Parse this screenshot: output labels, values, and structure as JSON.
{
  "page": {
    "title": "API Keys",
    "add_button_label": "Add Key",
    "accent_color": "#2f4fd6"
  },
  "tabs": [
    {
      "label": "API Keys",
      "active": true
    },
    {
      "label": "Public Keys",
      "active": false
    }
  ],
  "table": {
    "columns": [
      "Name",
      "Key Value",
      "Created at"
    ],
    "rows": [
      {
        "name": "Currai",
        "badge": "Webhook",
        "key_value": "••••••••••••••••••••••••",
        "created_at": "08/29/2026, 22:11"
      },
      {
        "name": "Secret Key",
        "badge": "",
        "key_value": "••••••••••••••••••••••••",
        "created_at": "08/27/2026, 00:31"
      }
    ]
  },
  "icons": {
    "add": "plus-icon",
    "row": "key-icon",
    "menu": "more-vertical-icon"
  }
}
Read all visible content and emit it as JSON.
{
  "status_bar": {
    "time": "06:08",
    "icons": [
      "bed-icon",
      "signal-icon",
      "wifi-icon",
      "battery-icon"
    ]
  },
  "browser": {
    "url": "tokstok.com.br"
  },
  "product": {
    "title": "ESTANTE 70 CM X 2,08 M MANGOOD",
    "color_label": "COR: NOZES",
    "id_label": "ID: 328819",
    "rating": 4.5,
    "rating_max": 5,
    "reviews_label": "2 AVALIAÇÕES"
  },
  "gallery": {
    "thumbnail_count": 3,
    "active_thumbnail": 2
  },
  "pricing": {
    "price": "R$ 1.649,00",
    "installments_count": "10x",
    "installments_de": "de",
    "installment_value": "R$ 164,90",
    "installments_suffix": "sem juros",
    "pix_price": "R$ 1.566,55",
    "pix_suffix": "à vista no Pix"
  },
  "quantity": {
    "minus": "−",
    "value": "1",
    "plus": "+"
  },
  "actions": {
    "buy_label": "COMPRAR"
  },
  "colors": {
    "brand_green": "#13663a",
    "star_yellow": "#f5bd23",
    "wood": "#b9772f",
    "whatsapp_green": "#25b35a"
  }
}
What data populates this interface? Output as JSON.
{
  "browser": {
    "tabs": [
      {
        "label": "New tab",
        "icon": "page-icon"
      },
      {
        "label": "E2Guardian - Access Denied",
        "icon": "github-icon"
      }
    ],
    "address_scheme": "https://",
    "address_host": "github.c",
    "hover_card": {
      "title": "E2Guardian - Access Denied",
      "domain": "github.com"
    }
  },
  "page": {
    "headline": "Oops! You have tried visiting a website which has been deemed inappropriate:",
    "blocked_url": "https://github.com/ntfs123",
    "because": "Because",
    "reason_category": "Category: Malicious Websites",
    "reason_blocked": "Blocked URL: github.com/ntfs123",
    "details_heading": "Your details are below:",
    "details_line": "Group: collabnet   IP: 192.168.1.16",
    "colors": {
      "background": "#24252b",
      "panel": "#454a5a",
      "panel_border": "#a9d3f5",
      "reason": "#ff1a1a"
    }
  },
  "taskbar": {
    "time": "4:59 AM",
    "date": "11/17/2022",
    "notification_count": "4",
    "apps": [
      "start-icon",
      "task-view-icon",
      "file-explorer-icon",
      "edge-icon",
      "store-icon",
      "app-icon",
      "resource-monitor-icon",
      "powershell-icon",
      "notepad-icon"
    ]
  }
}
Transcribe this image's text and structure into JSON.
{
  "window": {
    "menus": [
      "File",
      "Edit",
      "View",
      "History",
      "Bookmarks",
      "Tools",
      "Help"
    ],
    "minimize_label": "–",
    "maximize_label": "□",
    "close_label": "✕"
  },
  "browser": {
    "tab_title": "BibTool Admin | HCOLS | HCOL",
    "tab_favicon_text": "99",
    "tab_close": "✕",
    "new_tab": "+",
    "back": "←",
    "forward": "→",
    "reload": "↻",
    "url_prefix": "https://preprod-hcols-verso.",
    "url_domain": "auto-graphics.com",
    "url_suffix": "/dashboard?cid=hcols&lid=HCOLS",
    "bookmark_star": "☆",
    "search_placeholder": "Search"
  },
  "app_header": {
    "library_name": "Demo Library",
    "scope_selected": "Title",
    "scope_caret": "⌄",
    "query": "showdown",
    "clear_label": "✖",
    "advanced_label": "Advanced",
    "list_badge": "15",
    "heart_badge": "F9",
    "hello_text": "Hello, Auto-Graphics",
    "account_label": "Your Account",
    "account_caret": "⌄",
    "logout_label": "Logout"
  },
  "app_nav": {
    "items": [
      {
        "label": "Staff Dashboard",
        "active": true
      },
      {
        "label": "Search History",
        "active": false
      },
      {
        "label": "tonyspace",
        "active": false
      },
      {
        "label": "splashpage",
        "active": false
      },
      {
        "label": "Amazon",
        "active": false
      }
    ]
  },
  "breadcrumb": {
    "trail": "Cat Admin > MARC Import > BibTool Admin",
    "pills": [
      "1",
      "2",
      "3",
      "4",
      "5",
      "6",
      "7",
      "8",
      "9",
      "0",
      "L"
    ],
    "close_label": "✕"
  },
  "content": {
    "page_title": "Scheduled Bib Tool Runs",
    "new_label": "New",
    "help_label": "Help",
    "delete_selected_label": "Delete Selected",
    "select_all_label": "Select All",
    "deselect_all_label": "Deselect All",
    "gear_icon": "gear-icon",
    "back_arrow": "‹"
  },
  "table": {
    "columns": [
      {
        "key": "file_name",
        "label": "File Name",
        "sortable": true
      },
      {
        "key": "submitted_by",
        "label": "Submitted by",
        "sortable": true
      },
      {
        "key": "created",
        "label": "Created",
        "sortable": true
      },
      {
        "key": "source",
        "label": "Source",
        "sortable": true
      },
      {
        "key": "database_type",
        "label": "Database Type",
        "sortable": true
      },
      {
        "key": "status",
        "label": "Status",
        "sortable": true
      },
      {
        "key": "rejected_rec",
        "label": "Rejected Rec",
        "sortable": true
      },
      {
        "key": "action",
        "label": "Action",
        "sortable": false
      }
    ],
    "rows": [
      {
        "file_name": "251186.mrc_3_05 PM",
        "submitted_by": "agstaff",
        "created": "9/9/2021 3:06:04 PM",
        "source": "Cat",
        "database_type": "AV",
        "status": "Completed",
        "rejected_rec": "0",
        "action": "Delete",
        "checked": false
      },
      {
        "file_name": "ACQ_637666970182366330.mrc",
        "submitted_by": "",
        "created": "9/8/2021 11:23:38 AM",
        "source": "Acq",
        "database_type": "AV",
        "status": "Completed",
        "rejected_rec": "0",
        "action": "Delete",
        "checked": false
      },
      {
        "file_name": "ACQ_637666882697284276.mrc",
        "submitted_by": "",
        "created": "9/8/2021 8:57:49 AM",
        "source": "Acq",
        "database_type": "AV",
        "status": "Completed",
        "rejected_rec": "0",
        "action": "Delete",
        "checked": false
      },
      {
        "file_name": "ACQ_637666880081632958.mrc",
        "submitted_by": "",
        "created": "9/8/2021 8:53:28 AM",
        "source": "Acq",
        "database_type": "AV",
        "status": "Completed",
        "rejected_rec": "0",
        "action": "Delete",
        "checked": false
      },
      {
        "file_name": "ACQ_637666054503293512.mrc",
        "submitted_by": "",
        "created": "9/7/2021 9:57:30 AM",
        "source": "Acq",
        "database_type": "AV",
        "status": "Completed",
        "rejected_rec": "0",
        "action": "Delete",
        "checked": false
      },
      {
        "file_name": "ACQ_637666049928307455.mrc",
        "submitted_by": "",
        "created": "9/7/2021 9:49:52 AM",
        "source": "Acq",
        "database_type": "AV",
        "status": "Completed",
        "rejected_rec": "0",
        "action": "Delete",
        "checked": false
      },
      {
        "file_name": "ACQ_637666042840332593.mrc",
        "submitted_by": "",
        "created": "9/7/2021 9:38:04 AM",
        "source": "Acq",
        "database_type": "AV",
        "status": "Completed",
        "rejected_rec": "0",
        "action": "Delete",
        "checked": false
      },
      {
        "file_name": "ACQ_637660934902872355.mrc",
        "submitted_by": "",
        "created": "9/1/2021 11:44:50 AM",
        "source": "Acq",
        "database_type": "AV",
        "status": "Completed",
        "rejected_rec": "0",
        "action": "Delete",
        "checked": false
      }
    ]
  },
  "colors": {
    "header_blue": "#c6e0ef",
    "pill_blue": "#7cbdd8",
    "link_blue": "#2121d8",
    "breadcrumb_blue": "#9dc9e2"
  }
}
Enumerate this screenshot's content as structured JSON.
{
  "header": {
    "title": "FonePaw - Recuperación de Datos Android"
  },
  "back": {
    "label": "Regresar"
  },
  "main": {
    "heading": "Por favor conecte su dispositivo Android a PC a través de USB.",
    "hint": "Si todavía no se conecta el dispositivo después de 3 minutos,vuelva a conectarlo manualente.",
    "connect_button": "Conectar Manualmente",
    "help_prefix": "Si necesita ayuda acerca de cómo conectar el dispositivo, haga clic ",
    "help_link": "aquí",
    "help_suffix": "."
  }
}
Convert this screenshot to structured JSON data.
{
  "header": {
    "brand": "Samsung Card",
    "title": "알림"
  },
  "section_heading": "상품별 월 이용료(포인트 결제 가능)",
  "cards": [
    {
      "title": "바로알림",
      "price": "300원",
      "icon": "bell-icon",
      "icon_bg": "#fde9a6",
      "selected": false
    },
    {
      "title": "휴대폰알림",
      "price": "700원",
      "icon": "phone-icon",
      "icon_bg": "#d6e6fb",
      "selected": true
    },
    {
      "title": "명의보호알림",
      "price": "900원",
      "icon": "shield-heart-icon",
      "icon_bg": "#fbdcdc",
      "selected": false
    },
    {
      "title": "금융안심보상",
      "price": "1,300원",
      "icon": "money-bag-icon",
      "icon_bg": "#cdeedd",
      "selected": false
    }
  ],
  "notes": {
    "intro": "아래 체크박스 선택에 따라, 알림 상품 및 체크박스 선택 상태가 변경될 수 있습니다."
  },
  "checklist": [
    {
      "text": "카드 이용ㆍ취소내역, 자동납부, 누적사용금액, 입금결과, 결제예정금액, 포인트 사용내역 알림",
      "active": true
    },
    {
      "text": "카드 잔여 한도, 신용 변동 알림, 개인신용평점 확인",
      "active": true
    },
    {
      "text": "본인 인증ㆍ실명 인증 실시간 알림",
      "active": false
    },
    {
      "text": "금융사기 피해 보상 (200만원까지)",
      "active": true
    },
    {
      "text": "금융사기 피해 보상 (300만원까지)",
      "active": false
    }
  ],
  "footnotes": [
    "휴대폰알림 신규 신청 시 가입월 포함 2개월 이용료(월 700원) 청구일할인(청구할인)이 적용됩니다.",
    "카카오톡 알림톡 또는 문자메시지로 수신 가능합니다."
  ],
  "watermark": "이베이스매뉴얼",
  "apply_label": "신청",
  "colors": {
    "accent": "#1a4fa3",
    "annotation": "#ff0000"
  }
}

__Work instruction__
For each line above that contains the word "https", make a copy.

__Response area__
    "address_scheme": "https://",
    "blocked_url": "https://github.com/ntfs123",
    "url_prefix": "https://preprod-hcols-verso.",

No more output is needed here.